Eremo delle Carceri near Assisi

Eremo delle Carceri

Eremo delle Carceri

Eremo delle Carceri

The "Hermitage of the Prisons", better known as "L'Eremo delle Carceri", near Assisi in Umbria

Eremo delle Carceri
Eremo delle Carceri

The Eremo (Hermitage) delle Carceri is a refuge located not far from Assisi in a steep forest gorge on the slopes of Monte Subasio, at 791 m (2,595 ft) above sea level. The name Carceri comes from the Latin carceres, meaning “isolated places” or “prisons”.

In the 13 C, Saint Francis of Assisi often visited this location to pray and contemplate, as did other friars before him. When he first came in 1205, the only building there was a small 12 C oratory. As other monks followed him to Monte Subasio, establishing themselves in their own isolated caves and grottos, the oratory became known as Santa Maria delle Carceri after the small “prisons” occupied by friars in the area.

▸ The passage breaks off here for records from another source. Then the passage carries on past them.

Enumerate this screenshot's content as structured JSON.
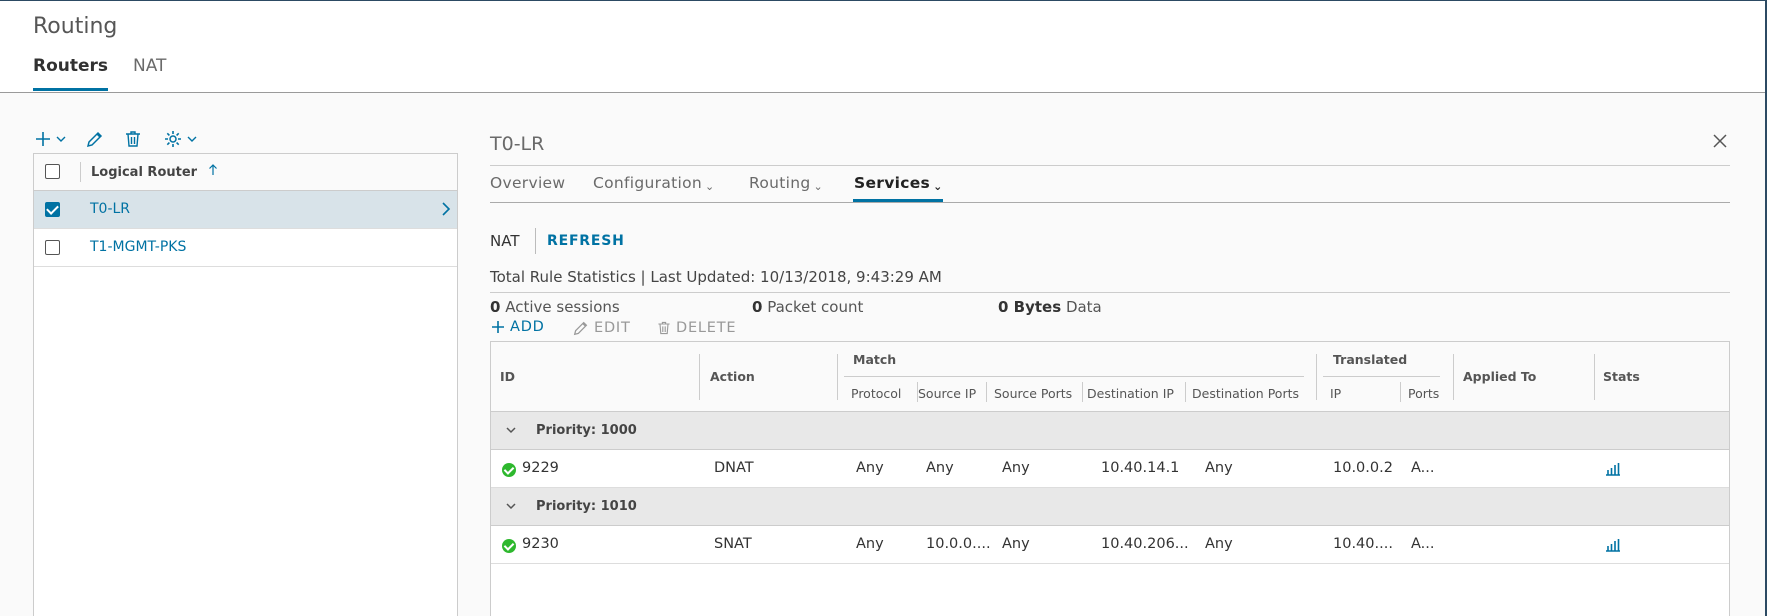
{
  "page": {
    "title": "Routing"
  },
  "main_tabs": [
    {
      "label": "Routers",
      "active": true
    },
    {
      "label": "NAT",
      "active": false
    }
  ],
  "toolbar": {
    "icons": [
      "add-icon",
      "chevron-down-icon",
      "edit-icon",
      "delete-icon",
      "gear-icon",
      "chevron-down-icon"
    ]
  },
  "router_grid": {
    "column_header": "Logical Router",
    "sort_icon": "sort-ascending-icon",
    "rows": [
      {
        "name": "T0-LR",
        "checked": true,
        "selected": true
      },
      {
        "name": "T1-MGMT-PKS",
        "checked": false,
        "selected": false
      }
    ]
  },
  "detail": {
    "title": "T0-LR",
    "tabs": [
      {
        "label": "Overview",
        "dropdown": false,
        "active": false
      },
      {
        "label": "Configuration",
        "dropdown": true,
        "active": false
      },
      {
        "label": "Routing",
        "dropdown": true,
        "active": false
      },
      {
        "label": "Services",
        "dropdown": true,
        "active": true
      }
    ],
    "section_label": "NAT",
    "refresh_label": "REFRESH",
    "stats": {
      "title": "Total Rule Statistics | Last Updated: 10/13/2018, 9:43:29 AM",
      "active_sessions_value": "0",
      "active_sessions_label": "Active sessions",
      "packet_count_value": "0",
      "packet_count_label": "Packet count",
      "bytes_value": "0 Bytes",
      "bytes_label": "Data"
    },
    "actions": {
      "add": "ADD",
      "edit": "EDIT",
      "delete": "DELETE"
    }
  },
  "nat_table": {
    "headers": {
      "id": "ID",
      "action": "Action",
      "match": "Match",
      "protocol": "Protocol",
      "source_ip": "Source IP",
      "source_ports": "Source Ports",
      "destination_ip": "Destination IP",
      "destination_ports": "Destination Ports",
      "translated": "Translated",
      "ip": "IP",
      "ports": "Ports",
      "applied_to": "Applied To",
      "stats": "Stats"
    },
    "groups": [
      {
        "label": "Priority: 1000",
        "rows": [
          {
            "id": "9229",
            "status": "success",
            "action": "DNAT",
            "protocol": "Any",
            "source_ip": "Any",
            "source_ports": "Any",
            "destination_ip": "10.40.14.1",
            "destination_ports": "Any",
            "translated_ip": "10.0.0.2",
            "translated_ports": "A..."
          }
        ]
      },
      {
        "label": "Priority: 1010",
        "rows": [
          {
            "id": "9230",
            "status": "success",
            "action": "SNAT",
            "protocol": "Any",
            "source_ip": "10.0.0....",
            "source_ports": "Any",
            "destination_ip": "10.40.206...",
            "destination_ports": "Any",
            "translated_ip": "10.40....",
            "translated_ports": "A..."
          }
        ]
      }
    ]
  },
  "colors": {
    "accent": "#0072a3",
    "success": "#2eb82e",
    "selected_row": "#d8e3e9"
  }
}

Eremo delle Carceri in the mountains above Assisi, Umbria
Eremo delle Carceri in the mountains above Assisi, Umbria
Eremo delle Carceri hermitage near Assisi, Umbria
Eremo delle Carceri hermitage near Assisi, Umbria

The land and the oratory were probably given by the Benedictines to St. Francis in 1215, at the same time that they gave him the Porziuncola in the valley below. Francis dedicated himself to a life of preaching and missions, but throughout his life he would frequently withdraw to the Carceri to pray. Near the hermitage is a stone bridge and an ancient oak. According to legend, it was here that Saint Francis preached to the birds as they perched in the branches of the oak tree.

Around 1400, Saint Bernardino of Sienna built a small friary, which includes a little choir and a simple refectory. The original wooden stalls of the choir and the tables of the refectory, which date from the 15 C, can still be seen there. St. Bernardino also extended the earlier chapel by building a small church, which was also named Santa Maria delle Carceri. It contains a notable altarpiece fresco of the Virgin and Child.

In the centuries that followed, various buildings were added around St. Francis’ cave and the original oratory, forming the sizable monastery that exists today. Some Franciscan friars live there and visitors are welcome.


A variety of buildings were added around the cave of St Francis and the original oratory:

Entrata – from the gate a short tunnel leads to a courtyard and well, the latter traditionally said to have yielded water after a prayer by St. Francis. The door marked Santuario leads into the 15 C oratory built by St. Bernardine of Sienna.

St. Bernardine also built a small friary, which includes a little choir with wooden stalls dating from about 1400 and a simple refectory with the original tables from the same date. These two interesting areas can be visited only if accompanied by a friar of the community.

The rustic Cappella della Madonna, with an altarpiece fresco of the Virgin and Child.

The Grotto of St. Francis, where the saint prayed and slept on a stone bed while on retreat toward the end of his life.

The “Devils Hole” – through another doorway and rounding a corner, visitors emerge into a small porch. Just outside the door, look down for a quadrefoil-shaped hole in the smooth pink stone. into which St. Francis is said to have tossed a troublesome demon who tempted Brother Rufino.

Capella della Madonna
Capella della Madonna